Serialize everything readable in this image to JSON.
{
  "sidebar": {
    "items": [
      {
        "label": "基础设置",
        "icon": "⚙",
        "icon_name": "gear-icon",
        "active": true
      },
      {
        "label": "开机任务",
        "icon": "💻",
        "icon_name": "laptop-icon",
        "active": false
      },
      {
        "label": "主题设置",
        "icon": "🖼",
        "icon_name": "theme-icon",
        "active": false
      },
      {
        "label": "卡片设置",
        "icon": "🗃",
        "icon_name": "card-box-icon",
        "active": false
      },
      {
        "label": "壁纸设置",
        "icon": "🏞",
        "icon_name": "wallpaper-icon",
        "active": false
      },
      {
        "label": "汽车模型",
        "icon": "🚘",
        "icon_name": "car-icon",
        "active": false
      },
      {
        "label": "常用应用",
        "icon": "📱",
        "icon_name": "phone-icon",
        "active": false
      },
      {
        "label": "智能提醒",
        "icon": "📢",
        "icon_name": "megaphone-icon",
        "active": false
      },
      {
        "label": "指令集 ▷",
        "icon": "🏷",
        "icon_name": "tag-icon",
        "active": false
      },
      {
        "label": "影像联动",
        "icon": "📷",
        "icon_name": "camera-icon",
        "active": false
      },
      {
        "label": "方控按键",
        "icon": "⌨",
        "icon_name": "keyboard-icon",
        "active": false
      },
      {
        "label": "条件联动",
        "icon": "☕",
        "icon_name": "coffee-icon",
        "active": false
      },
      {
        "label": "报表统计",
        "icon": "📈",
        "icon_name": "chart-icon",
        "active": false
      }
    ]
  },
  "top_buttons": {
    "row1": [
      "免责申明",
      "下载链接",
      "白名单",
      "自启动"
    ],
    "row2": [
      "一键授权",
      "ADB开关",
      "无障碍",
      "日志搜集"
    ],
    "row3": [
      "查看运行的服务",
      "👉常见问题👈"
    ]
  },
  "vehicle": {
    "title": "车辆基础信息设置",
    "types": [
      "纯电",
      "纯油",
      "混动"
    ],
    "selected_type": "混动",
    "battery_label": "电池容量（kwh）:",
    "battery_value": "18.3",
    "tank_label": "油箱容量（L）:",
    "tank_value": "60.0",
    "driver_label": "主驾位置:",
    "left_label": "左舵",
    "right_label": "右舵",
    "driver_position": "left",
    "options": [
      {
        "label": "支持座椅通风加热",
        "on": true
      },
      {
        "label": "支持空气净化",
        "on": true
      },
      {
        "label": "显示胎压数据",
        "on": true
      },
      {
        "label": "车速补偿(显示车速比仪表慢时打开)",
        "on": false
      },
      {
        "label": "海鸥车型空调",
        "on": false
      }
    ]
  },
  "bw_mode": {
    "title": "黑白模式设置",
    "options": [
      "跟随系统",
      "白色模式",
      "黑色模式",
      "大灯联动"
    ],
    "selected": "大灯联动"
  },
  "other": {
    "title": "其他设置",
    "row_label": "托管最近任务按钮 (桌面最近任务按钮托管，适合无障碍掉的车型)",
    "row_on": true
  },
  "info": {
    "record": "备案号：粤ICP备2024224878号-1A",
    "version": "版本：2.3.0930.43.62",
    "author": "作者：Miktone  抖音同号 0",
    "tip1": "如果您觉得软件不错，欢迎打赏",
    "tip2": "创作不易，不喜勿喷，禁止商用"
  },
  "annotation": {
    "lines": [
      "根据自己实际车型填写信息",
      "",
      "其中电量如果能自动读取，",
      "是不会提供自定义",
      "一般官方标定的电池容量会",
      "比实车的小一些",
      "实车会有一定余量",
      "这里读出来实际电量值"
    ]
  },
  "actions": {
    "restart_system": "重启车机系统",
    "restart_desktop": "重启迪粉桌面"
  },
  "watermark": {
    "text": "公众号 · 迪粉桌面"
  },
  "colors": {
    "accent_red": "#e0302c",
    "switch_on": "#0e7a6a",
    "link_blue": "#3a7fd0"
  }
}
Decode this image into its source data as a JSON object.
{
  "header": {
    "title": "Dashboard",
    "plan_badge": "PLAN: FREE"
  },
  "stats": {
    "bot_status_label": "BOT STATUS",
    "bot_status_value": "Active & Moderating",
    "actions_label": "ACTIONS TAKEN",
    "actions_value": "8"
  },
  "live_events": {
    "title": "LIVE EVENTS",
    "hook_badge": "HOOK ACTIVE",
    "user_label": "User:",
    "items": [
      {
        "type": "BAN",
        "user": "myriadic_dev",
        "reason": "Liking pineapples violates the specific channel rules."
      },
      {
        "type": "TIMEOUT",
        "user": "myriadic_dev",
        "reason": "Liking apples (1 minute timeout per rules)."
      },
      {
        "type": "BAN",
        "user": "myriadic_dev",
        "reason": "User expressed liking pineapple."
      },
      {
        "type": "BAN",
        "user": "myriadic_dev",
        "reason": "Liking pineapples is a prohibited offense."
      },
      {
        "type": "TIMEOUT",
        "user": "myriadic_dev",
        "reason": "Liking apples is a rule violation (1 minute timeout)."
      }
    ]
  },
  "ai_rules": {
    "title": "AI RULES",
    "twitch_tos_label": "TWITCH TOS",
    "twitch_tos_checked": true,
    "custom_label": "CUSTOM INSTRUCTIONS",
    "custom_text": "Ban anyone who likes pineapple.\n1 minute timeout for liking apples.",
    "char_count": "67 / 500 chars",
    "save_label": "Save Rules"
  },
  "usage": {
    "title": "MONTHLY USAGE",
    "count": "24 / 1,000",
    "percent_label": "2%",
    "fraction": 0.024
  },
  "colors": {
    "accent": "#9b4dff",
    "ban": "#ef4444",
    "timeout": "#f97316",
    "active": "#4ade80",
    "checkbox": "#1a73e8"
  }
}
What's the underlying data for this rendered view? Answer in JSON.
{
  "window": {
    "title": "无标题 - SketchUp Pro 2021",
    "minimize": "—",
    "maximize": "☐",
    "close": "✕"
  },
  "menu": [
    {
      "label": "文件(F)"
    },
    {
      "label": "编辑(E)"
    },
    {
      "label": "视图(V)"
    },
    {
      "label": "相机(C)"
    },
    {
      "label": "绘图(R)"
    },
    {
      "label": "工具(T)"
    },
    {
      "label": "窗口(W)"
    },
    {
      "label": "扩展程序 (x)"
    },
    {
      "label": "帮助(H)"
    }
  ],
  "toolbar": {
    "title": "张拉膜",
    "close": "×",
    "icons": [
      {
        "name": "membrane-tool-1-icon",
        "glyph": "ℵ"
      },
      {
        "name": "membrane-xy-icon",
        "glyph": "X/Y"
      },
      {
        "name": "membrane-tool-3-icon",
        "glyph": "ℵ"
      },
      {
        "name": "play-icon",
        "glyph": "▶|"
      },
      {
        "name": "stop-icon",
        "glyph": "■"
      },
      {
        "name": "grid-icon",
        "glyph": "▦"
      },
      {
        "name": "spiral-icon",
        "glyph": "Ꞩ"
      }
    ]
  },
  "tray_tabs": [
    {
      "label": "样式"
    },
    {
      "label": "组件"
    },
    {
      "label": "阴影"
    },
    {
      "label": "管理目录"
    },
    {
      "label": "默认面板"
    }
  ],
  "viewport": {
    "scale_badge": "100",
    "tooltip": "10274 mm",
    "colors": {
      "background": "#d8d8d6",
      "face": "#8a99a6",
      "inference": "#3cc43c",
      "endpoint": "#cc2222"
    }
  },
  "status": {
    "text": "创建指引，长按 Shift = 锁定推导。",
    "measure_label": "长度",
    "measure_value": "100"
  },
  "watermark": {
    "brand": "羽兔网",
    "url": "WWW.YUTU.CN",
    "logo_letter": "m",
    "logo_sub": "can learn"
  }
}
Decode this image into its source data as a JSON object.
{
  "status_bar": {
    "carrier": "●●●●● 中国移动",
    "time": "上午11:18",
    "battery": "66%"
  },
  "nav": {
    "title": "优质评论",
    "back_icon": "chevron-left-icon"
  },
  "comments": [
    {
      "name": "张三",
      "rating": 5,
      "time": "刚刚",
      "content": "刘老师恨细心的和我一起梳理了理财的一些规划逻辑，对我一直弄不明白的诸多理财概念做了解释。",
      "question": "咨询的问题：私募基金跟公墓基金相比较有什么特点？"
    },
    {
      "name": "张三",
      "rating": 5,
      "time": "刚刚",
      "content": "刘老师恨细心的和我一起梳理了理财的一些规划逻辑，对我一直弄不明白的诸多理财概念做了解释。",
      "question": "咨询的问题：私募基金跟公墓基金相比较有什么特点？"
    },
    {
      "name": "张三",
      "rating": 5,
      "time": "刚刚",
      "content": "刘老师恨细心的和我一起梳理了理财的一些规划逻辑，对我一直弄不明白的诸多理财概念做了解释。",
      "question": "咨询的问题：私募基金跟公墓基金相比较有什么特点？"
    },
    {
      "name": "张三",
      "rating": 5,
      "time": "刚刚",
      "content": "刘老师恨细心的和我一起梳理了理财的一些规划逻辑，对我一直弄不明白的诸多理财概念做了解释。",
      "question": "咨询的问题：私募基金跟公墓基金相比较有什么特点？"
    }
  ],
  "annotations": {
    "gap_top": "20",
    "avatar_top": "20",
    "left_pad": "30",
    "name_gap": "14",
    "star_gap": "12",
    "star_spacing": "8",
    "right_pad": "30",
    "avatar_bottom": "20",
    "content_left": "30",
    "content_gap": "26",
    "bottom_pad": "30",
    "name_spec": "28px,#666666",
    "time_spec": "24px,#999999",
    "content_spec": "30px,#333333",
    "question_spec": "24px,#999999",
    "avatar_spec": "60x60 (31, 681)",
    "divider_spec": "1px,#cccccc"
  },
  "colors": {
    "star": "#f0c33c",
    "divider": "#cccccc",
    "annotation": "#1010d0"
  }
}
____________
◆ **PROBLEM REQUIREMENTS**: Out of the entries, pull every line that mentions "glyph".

◆ **RESPONSE AREA**:
        "glyph": "ℵ"
        "glyph": "X/Y"
        "glyph": "ℵ"
        "glyph": "▶|"
        "glyph": "■"
        "glyph": "▦"
        "glyph": "Ꞩ"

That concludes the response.